Count the lines containing "Exceptions" in the entries underneath, and state that count without anything else.

[Opening Extracted entries section]

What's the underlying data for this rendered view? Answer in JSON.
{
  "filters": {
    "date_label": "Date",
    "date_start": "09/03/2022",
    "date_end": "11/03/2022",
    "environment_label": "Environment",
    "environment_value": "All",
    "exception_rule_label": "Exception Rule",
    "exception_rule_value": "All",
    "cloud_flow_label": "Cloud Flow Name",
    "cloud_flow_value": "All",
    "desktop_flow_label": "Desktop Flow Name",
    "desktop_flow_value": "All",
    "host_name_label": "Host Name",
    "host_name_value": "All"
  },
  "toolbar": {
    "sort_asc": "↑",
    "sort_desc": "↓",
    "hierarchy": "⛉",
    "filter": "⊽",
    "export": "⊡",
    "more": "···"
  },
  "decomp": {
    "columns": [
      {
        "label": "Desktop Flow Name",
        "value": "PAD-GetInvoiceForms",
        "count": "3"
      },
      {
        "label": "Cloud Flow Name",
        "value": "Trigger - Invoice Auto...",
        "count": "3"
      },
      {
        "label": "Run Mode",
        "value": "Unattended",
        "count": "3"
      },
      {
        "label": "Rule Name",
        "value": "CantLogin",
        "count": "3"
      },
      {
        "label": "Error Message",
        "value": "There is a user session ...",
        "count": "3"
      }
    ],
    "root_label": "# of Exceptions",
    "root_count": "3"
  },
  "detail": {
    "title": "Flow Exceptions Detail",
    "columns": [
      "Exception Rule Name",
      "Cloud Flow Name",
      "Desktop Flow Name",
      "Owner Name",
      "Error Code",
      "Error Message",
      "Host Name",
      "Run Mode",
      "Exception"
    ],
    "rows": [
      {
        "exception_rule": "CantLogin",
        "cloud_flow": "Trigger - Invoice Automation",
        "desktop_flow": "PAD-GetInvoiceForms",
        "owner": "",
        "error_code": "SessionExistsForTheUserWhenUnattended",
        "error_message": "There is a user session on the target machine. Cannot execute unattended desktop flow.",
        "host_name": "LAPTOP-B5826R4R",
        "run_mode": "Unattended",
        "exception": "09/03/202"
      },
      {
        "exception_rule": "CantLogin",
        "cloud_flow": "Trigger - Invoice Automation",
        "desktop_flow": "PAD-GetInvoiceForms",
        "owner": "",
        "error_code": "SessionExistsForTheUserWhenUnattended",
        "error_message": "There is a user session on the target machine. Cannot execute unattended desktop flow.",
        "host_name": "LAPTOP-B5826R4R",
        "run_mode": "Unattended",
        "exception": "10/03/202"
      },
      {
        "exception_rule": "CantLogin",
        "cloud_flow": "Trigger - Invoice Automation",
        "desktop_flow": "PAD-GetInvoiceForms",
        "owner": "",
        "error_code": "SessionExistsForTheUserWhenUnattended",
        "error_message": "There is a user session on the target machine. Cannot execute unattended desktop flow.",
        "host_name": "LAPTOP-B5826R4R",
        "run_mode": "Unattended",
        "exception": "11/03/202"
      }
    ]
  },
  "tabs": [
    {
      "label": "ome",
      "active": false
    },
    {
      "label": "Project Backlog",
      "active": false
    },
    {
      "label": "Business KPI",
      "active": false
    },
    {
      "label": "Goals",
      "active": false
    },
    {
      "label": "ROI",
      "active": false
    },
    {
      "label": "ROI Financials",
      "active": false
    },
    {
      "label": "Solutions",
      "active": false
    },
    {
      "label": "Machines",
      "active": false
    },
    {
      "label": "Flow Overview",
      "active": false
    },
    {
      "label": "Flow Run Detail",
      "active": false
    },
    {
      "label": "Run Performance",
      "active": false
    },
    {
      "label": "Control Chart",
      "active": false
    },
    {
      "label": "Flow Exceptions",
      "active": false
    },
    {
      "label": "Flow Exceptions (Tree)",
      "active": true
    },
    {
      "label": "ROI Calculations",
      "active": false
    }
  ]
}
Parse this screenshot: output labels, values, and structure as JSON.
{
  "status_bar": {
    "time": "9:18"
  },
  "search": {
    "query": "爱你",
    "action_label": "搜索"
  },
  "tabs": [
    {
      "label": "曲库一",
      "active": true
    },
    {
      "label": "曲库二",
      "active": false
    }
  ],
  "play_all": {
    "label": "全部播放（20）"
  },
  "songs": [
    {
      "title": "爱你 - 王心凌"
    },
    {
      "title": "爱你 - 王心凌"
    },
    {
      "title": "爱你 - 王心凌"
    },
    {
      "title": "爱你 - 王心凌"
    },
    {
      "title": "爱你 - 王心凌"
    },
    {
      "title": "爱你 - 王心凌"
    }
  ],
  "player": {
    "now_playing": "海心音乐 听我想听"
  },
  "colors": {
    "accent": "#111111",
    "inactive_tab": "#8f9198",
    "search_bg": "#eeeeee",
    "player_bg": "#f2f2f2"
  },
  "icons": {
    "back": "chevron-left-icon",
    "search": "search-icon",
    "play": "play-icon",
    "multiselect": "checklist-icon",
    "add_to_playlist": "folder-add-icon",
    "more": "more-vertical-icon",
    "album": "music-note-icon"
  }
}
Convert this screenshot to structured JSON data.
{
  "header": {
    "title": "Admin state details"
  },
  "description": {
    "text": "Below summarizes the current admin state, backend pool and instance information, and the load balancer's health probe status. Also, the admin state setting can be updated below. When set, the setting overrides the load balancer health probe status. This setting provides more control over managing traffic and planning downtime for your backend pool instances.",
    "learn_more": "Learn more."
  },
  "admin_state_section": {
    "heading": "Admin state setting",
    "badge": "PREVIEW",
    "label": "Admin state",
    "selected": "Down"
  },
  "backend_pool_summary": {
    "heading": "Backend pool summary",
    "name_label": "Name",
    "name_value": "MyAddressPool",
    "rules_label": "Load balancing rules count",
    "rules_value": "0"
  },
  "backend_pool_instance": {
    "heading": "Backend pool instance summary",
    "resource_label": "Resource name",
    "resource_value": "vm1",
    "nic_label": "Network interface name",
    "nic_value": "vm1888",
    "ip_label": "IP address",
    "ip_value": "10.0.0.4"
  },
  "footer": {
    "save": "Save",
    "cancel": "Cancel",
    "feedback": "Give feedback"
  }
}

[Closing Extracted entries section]

▸ Answer to this task
4